On May 27, 2011, the Plaintiff, a 73 year Iranian woman visiting Boston was standing on a sidewalk in between the Boston Common and the Public Garden. According to witnesses, the woman entered the crosswalk “against the light” and proceeded to try and cross this very busy intersection. A vehicle in the far travel lane veered to his right to go around the Plaintiff and continue on Charles Street. The Defendant, following directly behind the aforesaid vehicle, stated that she could not see the Plaintiff until it was too late and struck her with the front of her car. Witnesses estimated her speed between 10-15 miles per hour at impact. Based on witness statements, as well as a statement given by the defendant, the investigating officers decided that no ticket would issue.
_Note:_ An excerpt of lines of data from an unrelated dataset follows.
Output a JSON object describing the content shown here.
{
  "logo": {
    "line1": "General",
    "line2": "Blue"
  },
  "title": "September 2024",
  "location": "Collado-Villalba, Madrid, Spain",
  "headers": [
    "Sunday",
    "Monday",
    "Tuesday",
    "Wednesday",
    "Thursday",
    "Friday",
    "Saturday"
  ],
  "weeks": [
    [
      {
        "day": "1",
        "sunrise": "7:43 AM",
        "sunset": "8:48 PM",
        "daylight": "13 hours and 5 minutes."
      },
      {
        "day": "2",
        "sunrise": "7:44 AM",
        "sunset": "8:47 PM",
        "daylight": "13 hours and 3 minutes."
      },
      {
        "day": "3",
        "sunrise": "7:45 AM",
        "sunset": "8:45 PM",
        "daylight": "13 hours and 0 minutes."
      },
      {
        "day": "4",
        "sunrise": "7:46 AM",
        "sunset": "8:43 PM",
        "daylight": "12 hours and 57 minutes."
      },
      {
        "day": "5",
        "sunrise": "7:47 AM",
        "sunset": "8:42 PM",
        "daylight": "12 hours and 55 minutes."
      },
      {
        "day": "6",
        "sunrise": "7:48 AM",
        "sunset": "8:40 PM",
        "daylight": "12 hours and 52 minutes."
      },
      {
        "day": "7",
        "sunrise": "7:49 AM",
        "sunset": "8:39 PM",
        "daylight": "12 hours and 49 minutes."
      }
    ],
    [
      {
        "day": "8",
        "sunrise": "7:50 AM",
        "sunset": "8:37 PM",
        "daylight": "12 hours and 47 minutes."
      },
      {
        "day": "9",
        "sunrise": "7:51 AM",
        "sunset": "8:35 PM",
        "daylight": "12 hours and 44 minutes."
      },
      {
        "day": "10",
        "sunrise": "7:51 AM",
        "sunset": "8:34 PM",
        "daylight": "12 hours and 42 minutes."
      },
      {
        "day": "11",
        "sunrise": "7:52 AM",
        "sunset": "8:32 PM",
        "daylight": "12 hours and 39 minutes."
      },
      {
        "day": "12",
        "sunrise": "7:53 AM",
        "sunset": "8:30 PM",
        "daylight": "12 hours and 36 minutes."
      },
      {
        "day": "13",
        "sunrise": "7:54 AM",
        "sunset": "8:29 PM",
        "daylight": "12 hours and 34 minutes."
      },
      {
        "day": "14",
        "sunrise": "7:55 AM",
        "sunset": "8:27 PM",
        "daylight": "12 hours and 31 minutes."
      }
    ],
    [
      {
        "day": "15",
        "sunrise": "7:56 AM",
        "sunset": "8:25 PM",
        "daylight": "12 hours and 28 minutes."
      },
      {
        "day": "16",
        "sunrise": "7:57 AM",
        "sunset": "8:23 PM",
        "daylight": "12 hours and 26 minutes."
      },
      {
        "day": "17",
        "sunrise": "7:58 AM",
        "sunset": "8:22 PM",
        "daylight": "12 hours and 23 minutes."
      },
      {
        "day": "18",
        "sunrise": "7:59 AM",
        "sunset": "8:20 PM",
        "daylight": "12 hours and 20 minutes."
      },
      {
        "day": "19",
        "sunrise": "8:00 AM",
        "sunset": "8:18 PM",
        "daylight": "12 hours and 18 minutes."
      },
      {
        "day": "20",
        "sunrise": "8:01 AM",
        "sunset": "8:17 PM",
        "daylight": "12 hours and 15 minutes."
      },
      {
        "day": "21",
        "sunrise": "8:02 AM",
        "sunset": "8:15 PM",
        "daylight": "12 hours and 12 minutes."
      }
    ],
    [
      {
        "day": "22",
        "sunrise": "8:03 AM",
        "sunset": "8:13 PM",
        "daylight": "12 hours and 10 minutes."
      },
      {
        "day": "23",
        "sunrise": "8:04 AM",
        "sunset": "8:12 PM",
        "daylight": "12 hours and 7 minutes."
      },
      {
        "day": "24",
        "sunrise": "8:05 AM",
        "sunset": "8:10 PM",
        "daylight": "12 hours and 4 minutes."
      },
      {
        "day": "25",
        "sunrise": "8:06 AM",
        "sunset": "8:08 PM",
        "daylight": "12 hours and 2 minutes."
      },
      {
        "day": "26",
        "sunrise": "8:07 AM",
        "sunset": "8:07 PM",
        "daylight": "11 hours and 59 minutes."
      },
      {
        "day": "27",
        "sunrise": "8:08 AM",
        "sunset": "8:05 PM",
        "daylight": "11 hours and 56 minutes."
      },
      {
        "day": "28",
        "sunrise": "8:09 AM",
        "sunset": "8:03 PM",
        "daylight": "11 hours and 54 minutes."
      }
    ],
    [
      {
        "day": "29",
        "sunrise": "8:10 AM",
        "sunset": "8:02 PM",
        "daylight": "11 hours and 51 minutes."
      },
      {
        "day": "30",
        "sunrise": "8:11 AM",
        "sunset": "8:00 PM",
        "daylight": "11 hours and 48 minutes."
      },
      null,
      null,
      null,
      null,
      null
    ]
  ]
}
The case was basically defended by relying on the fact that witnesses stated the Plaintiff had entered the intersection against the pedestrian signal. Plaintiff’s counsel was successful in finding a witness who, although listed on the police report as being from Boston, was actually an individual from Puerto Rico vacationing in Boston. This particular witness stated that he believed the Plaintiff entered the roadway while the sign still was in her favor, but that after traversing half the roadway, the sign changed to don’t walk. The witness further stated that one car stopped to let her continue within the crosswalk, and that the Plaintiff was within a few feet of reaching the far sidewalk when she was struck by the Defendant’s car.
Plaintiff suffered nondisplaced fractures of her sacrum and left patella as well as a comminuted fracture of her pubic rami. Doctors agreed that each of the fractures would be treated non-operatively. The Plaintiff remained in the hospital for five days before being released. Thereafter, she enjoyed an excellent healing result except for her knee. The Plaintiff developed tricompartmental osteoarthritis. The Defendant’s expert opined that the osteoarthritis was in no way caused by any injuries sustained in the accident. Her treating physician stated that he could not say within a reasonable degree of medical certainty, that the arthritis was in any way causally related to the accident.
The case was settled for $170,000.00.